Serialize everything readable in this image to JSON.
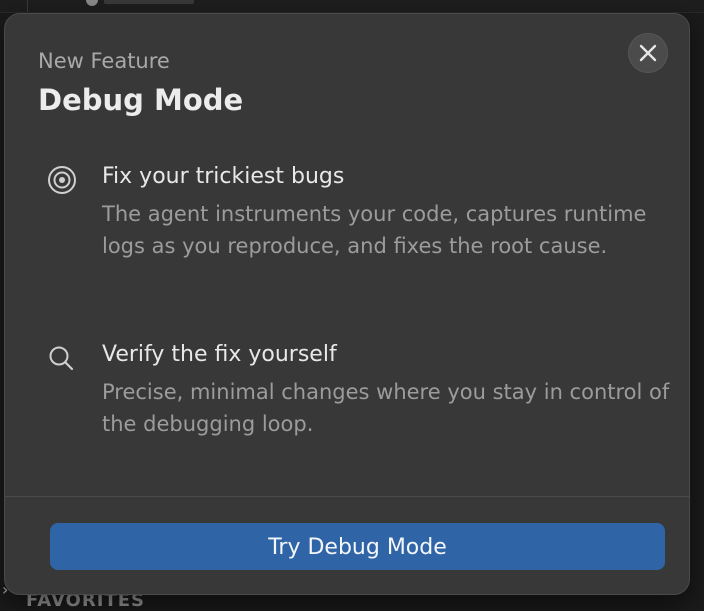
{
  "background": {
    "bottom_section_label": "FAVORITES"
  },
  "dialog": {
    "eyebrow": "New Feature",
    "title": "Debug Mode",
    "close_icon": "close-icon",
    "features": [
      {
        "icon": "target-icon",
        "title": "Fix your trickiest bugs",
        "description": "The agent instruments your code, captures runtime logs as you reproduce, and fixes the root cause."
      },
      {
        "icon": "search-icon",
        "title": "Verify the fix yourself",
        "description": "Precise, minimal changes where you stay in control of the debugging loop."
      }
    ],
    "primary_button": "Try Debug Mode"
  },
  "colors": {
    "dialog_bg": "#383838",
    "primary_button_bg": "#2f65a6",
    "title_text": "#ececec",
    "muted_text": "#9c9c9c"
  }
}
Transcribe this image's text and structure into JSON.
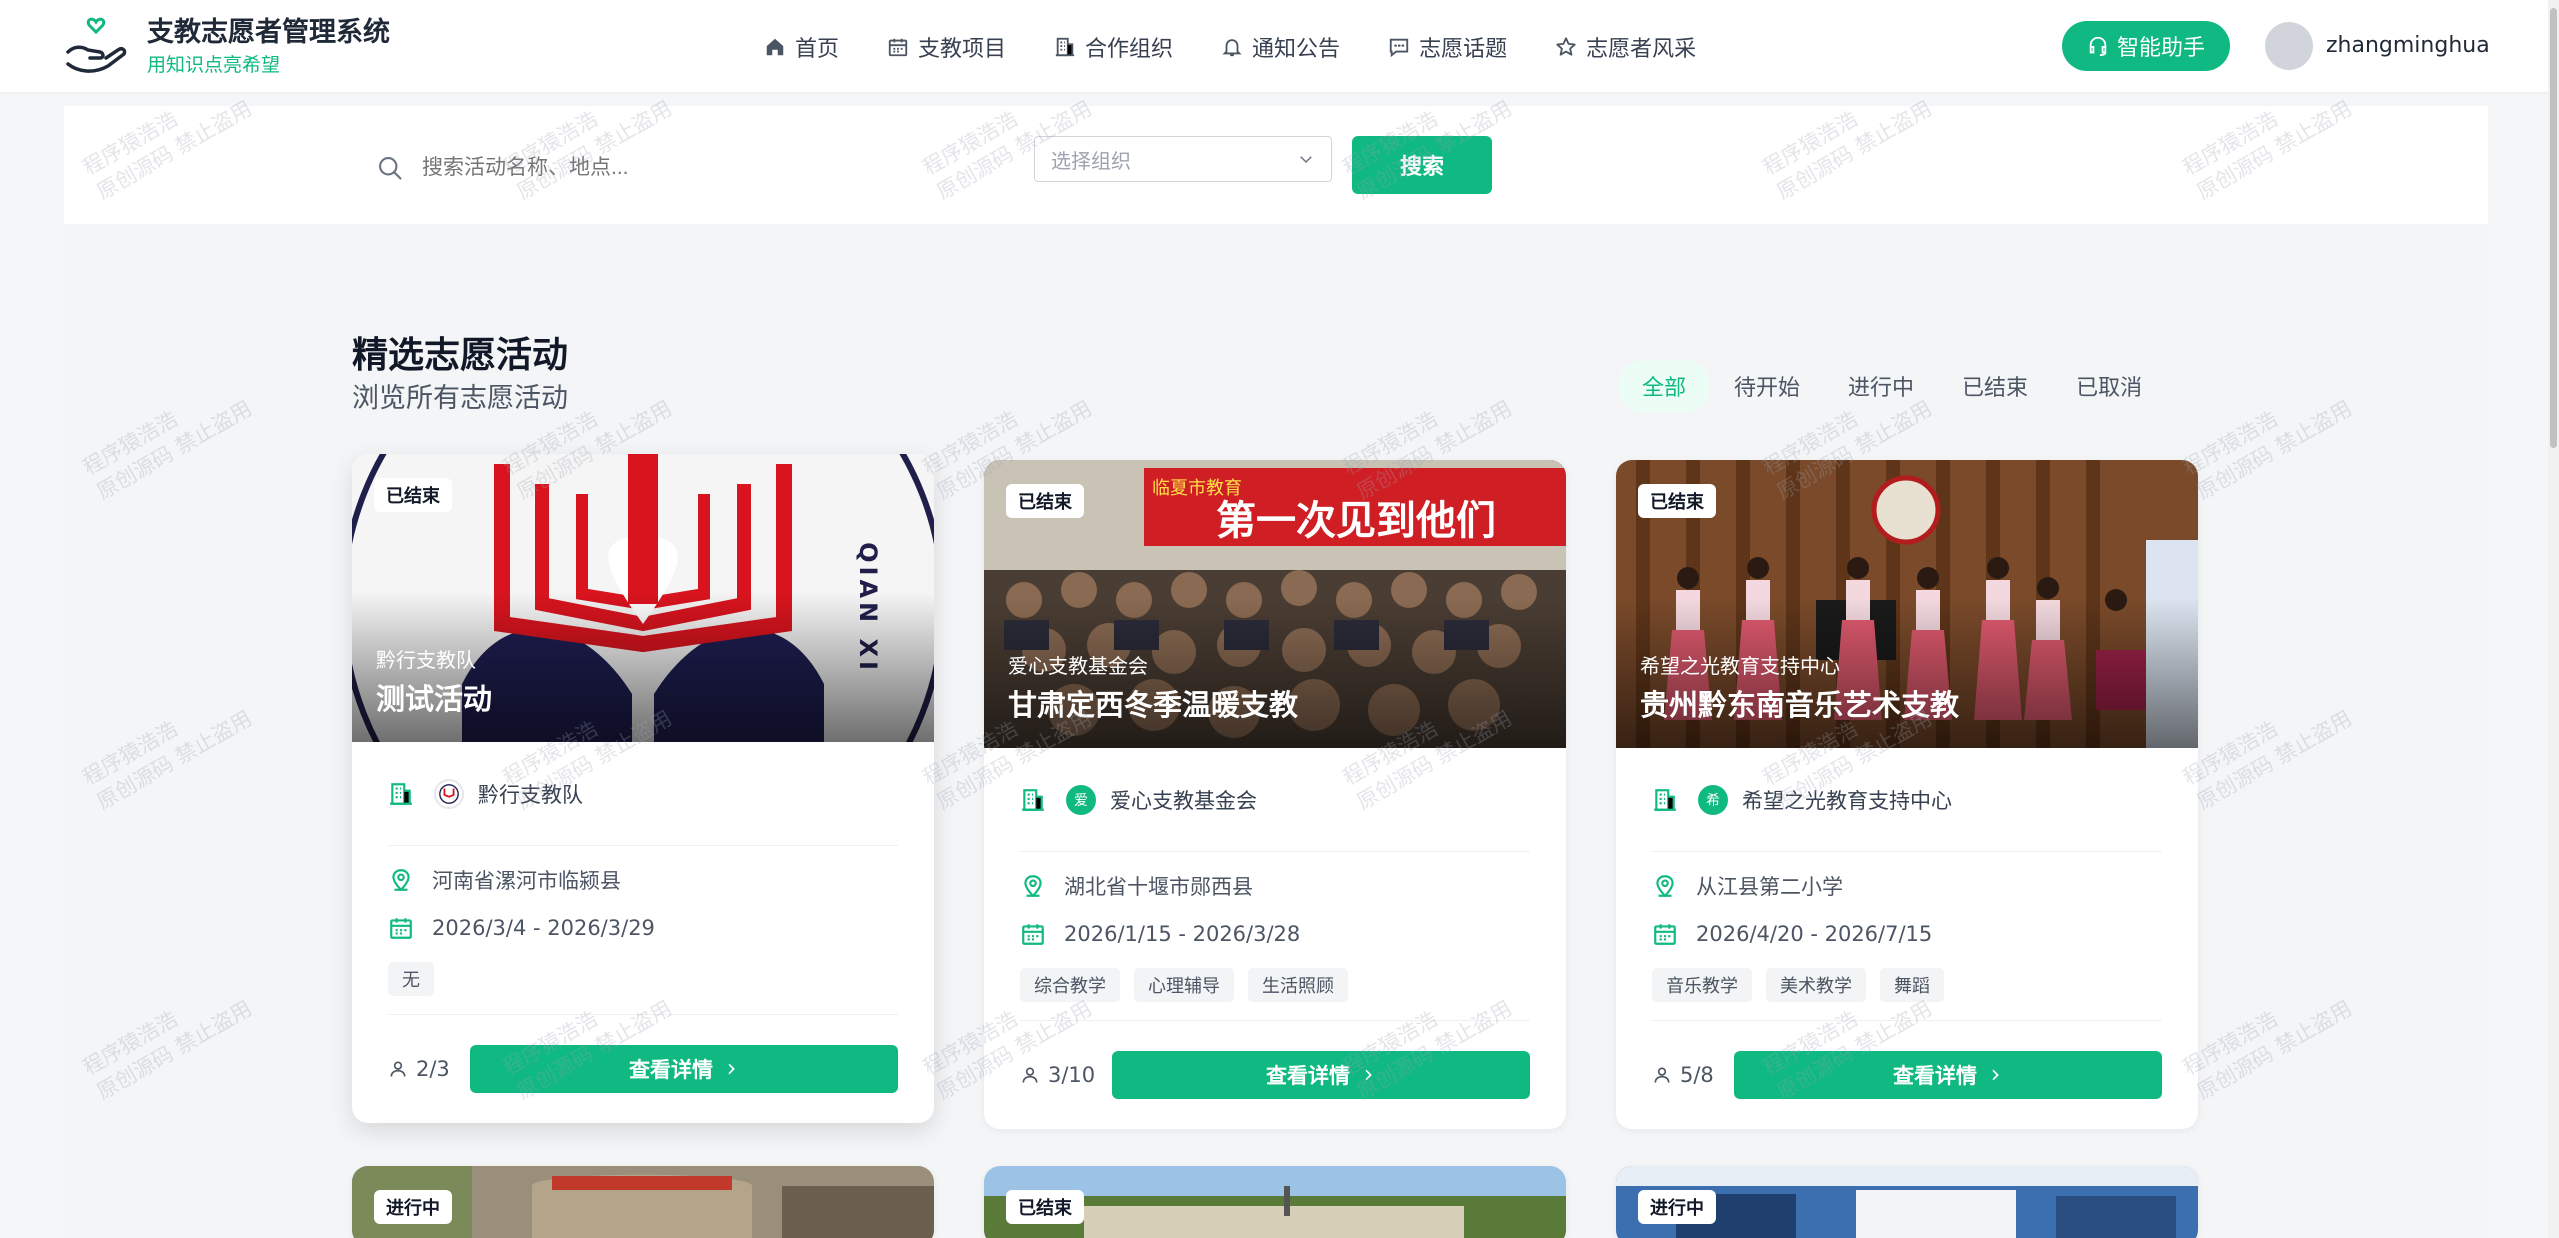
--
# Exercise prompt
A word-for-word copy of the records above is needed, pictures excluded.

# Expected output
Serialize everything readable in this image to JSON.
{
  "background": {
    "bottom_section_label": "FAVORITES"
  },
  "dialog": {
    "eyebrow": "New Feature",
    "title": "Debug Mode",
    "close_icon": "close-icon",
    "features": [
      {
        "icon": "target-icon",
        "title": "Fix your trickiest bugs",
        "description": "The agent instruments your code, captures runtime logs as you reproduce, and fixes the root cause."
      },
      {
        "icon": "search-icon",
        "title": "Verify the fix yourself",
        "description": "Precise, minimal changes where you stay in control of the debugging loop."
      }
    ],
    "primary_button": "Try Debug Mode"
  },
  "colors": {
    "dialog_bg": "#383838",
    "primary_button_bg": "#2f65a6",
    "title_text": "#ececec",
    "muted_text": "#9c9c9c"
  }
}
Transcribe this image's text and structure into JSON.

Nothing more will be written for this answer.